An alternative forumulation which
allows noise to be incorported into epidemiological models is to use
event-driven or demographic stochasticity. Demographic stochasticity is
defined as fluctuations in population processes that arise from the
random nature of events at the level of the individual. Therefore, even
though the baseline probability associated with each event is fixed,
individuals experience differing fates due to chance. Additionally, in
contrast to the previous methods, the number of infectious,
susceptible, and recovered individuals is now required to be an
integer—we deal with whole numbers of people, animals, or other
organisms. Events occur sequentially and at random, but with rates
specified by the underlying equations; each event then causes an
integer change to the population variables and the process is repeated.
For simplicity we first look at the SIS model where only two processes
(infection and recovery) are possible:
Note that we are using numbers
(X,Y,Z) throughout this chapter for greater clarity.
All rates are
|| is the transmission
rate and incorporates the encounter rate between susceptible and
infectious individuals together with the probability of transmission.
called the removal
or recovery rate, though often we are more interested in its reciprocal
(1/γ) which determines the average infectious period.
the initial number of infectious individuals.
size -- assumed to be constant.

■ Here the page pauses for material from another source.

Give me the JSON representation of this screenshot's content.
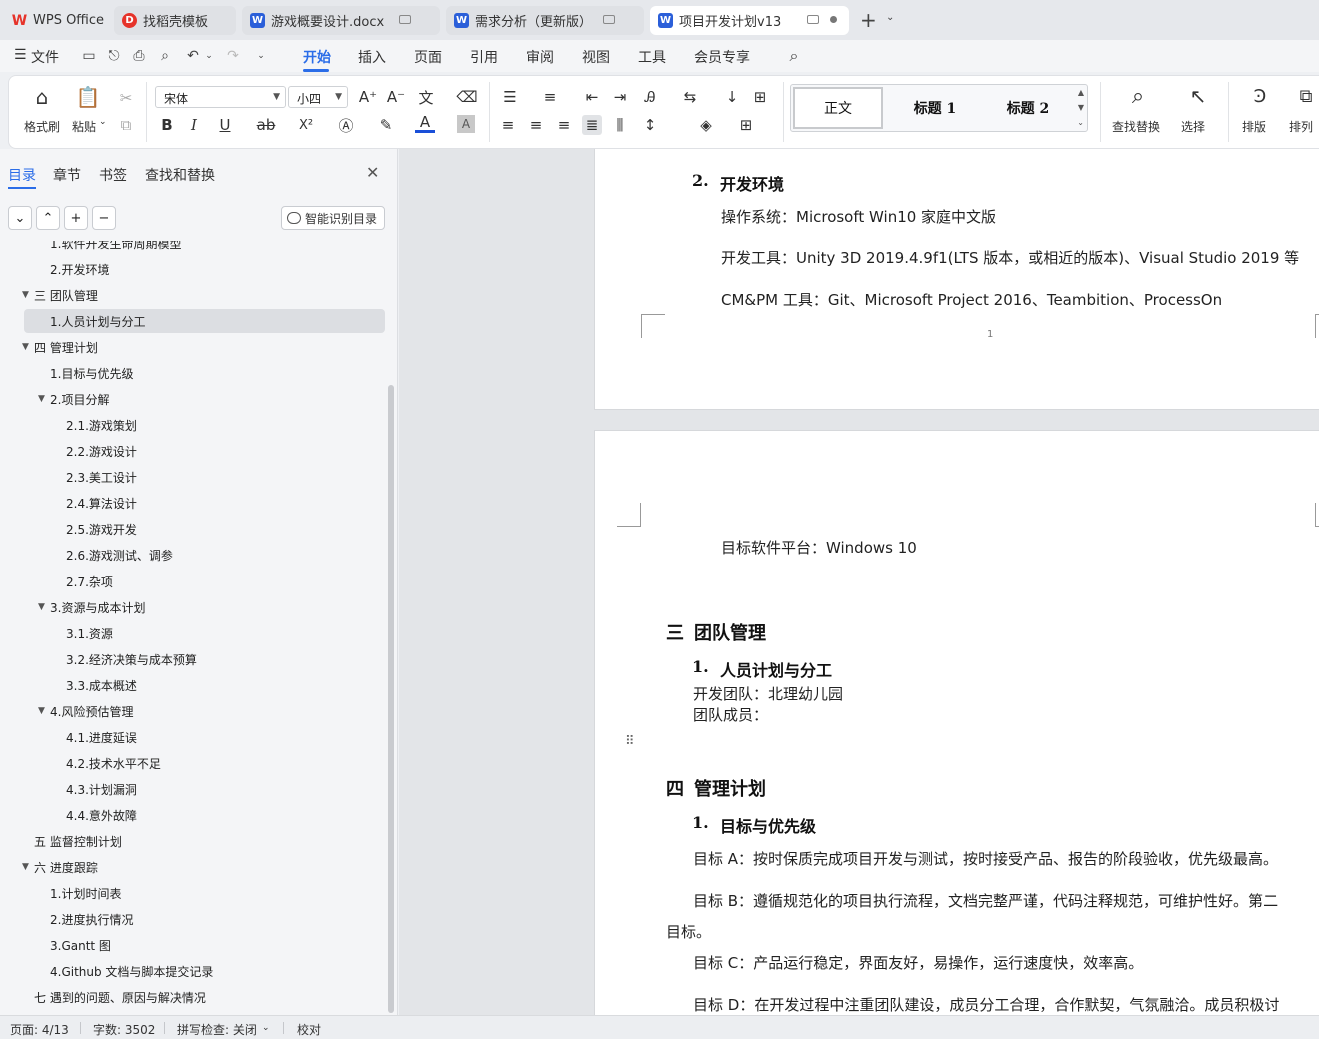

All parameters must be positive. Remember, Y and N both refer to numbers.
Python Program, MATLAB Code.